An Apiary Safari in Llanafan
After a wet start to the day and some geocaching around Llanafan, the sun was shining brightly by the time we met the rest of the Aberystwyth Beekeepers at the village hall in Llanafan. We were all heading out for an ‘apiary safari’ for the afternoon where we visit other peoples apiary and take a look at their bees.
We hadn’t expected loads of people today and didn’t really expect the weather to be quite so kind to us, but we go along more for the social side of things and of course the tea and cakes afterwards. However, now that the sun was shining and things were looking perfect for beekeeping, we were soon organised and all headed off to different apiaries. We went with Rob and Lynfa to their apiary on Trawscoed Farm where they had a drone laying queen that they wanted to kill. Their apiary was in a perfect spot with easy access from the car and plenty of shelter from the trees. It was however getting the afternoon sun and the bees seem fairly happy. We soon found the drone laying queen. As she was about to be destroyed we decided that it would be a good opportunity for me to practise clipping a queen and for Morgan to mark her. We did so and then despatched her before cremating her in the smoker. Rob and Lynfa were then going to unite the small colony with another that they had elsewhere.
This didn’t take long so we then went up to meet the others at Phil’s apiary. There were quite a few people here and they had already had a tour of his garden high on the hills above the Ystwyth Valley. There was plenty of shelter from tall laurel and leylandii hedges though and apiary was well protected. In fact the entire garden was feeling like something of a sun trap today. We had a quick look a couple of the hives but then left the others to it as there were a few beginners who wanted to take a closer look.
We sat in the sun chatting instead. Elsewhere, another group had gone off to take a look at Will’s apiary as well. When they were finished, we all headed back to Llanafan Village Hall where we met for the now customary tea and cake feast. As usual, there was plenty to go around and our Greek Honey Cake went down a treat.
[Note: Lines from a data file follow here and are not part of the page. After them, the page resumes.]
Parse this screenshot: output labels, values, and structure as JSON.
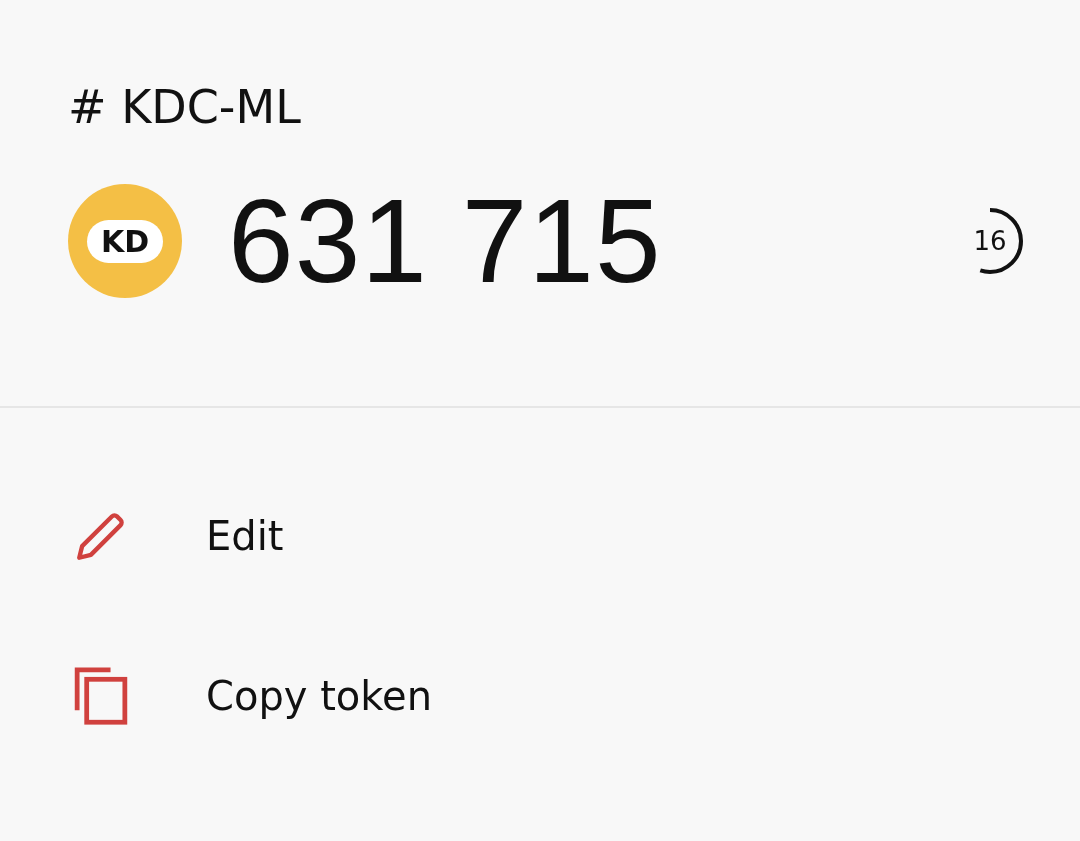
{
  "account": {
    "title": "# KDC-ML",
    "avatar": {
      "initials": "KD",
      "color": "#f4bf45"
    },
    "code": "631 715",
    "timer": {
      "seconds": "16",
      "level": 0.55
    }
  },
  "actions": [
    {
      "kind": "edit",
      "label": "Edit"
    },
    {
      "kind": "copy",
      "label": "Copy token"
    }
  ]
}
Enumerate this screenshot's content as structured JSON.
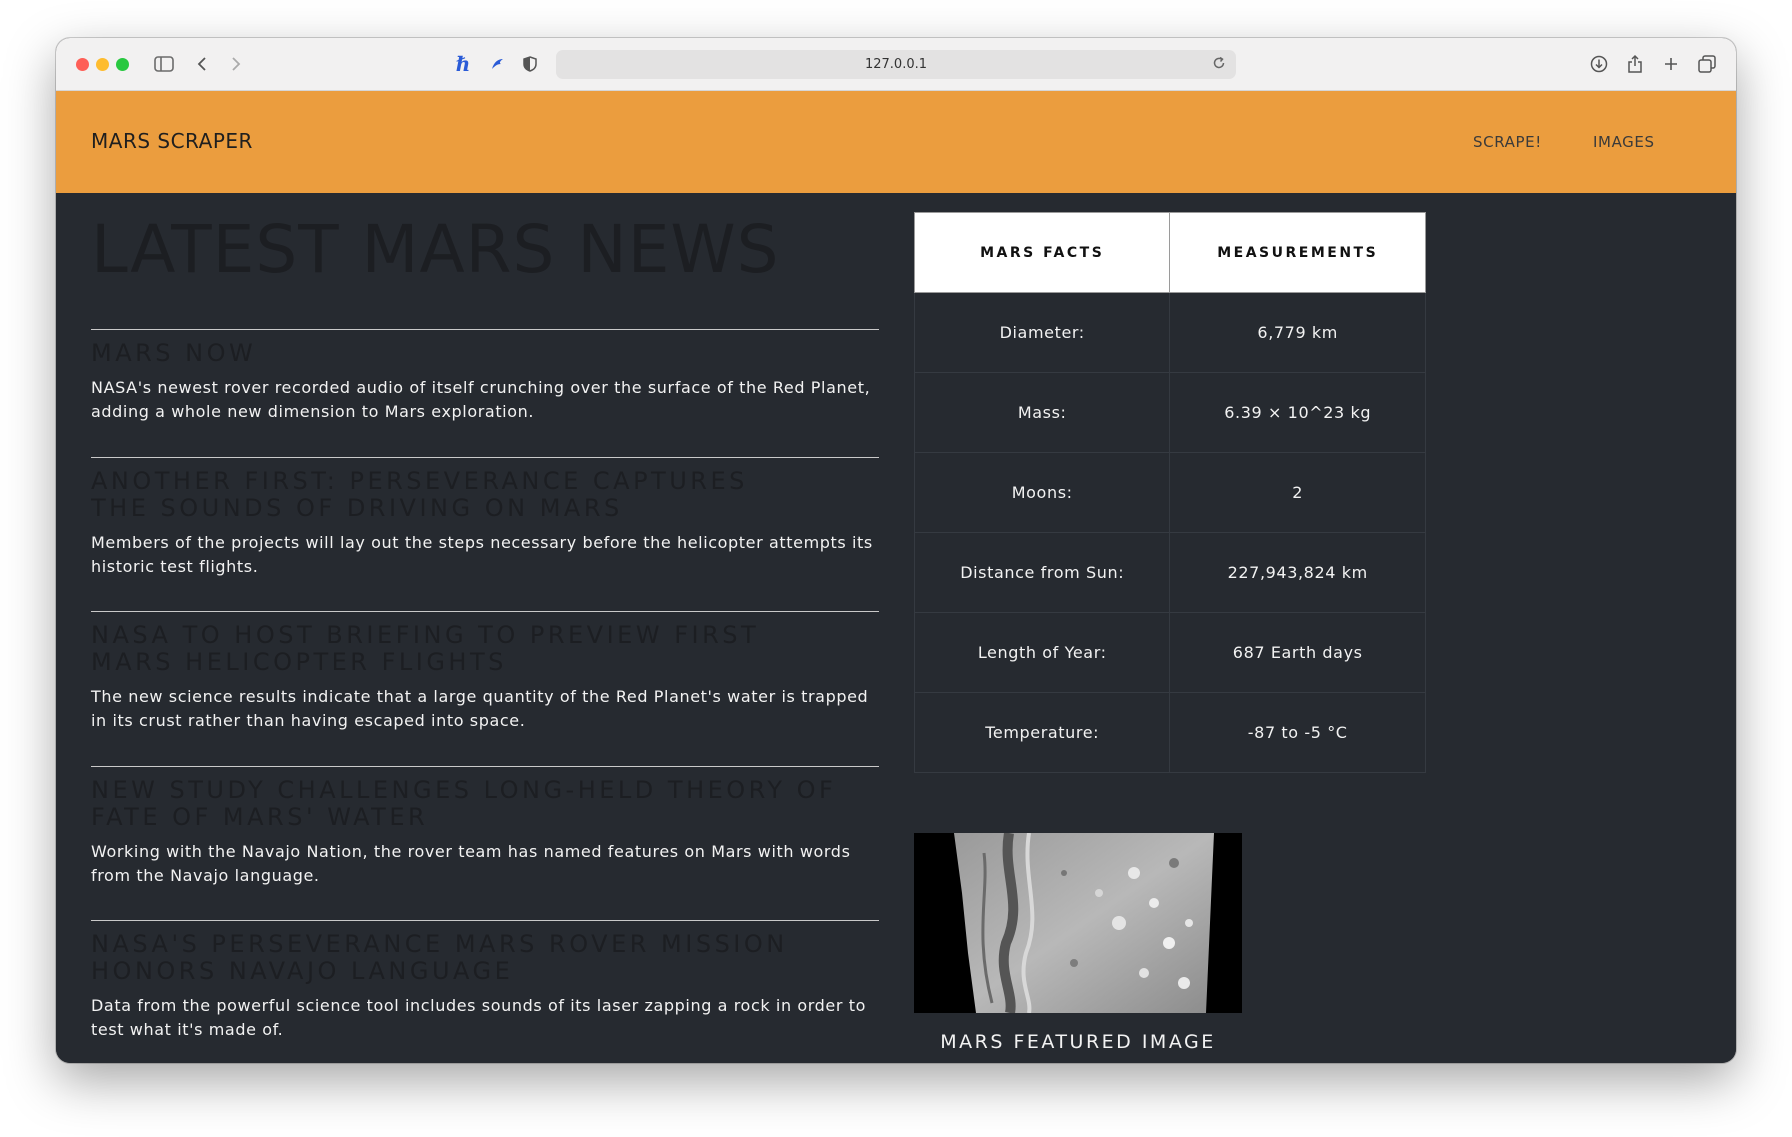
{
  "browser": {
    "url": "127.0.0.1",
    "icons": [
      "sidebar-icon",
      "back-icon",
      "forward-icon",
      "extension-h-icon",
      "extension-bird-icon",
      "shield-icon",
      "reload-icon",
      "download-icon",
      "share-icon",
      "new-tab-icon",
      "tabs-overview-icon"
    ]
  },
  "navbar": {
    "brand": "MARS SCRAPER",
    "links": [
      "SCRAPE!",
      "IMAGES"
    ],
    "background_color": "#eb9d3e"
  },
  "news": {
    "heading": "LATEST MARS NEWS",
    "items": [
      {
        "title": "MARS NOW",
        "body": "NASA's newest rover recorded audio of itself crunching over the surface of the Red Planet, adding a whole new dimension to Mars exploration."
      },
      {
        "title": "ANOTHER FIRST: PERSEVERANCE CAPTURES THE SOUNDS OF DRIVING ON MARS",
        "body": "Members of the projects will lay out the steps necessary before the helicopter attempts its historic test flights."
      },
      {
        "title": "NASA TO HOST BRIEFING TO PREVIEW FIRST MARS HELICOPTER FLIGHTS",
        "body": "The new science results indicate that a large quantity of the Red Planet's water is trapped in its crust rather than having escaped into space."
      },
      {
        "title": "NEW STUDY CHALLENGES LONG-HELD THEORY OF FATE OF MARS' WATER",
        "body": "Working with the Navajo Nation, the rover team has named features on Mars with words from the Navajo language."
      },
      {
        "title": "NASA'S PERSEVERANCE MARS ROVER MISSION HONORS NAVAJO LANGUAGE",
        "body": "Data from the powerful science tool includes sounds of its laser zapping a rock in order to test what it's made of."
      }
    ]
  },
  "facts": {
    "headers": [
      "MARS FACTS",
      "MEASUREMENTS"
    ],
    "rows": [
      [
        "Diameter:",
        "6,779 km"
      ],
      [
        "Mass:",
        "6.39 × 10^23 kg"
      ],
      [
        "Moons:",
        "2"
      ],
      [
        "Distance from Sun:",
        "227,943,824 km"
      ],
      [
        "Length of Year:",
        "687 Earth days"
      ],
      [
        "Temperature:",
        "-87 to -5 °C"
      ]
    ]
  },
  "featured": {
    "caption": "MARS FEATURED IMAGE"
  }
}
As usual with these apiary safari’s it only highlights how challenging the conditions are where we try to keep bees. I know ‘the grass is always greener on the other side’ but it does always seem as though the conditions are ideal in other people’s apiaries whereas we struggle to find days that are suitable weather-wise for inspections. Once back at home it was still a little windy but getting quite late so I resisted the urge to take a look at our bees as well and instead pottered in the garden for an hour or so.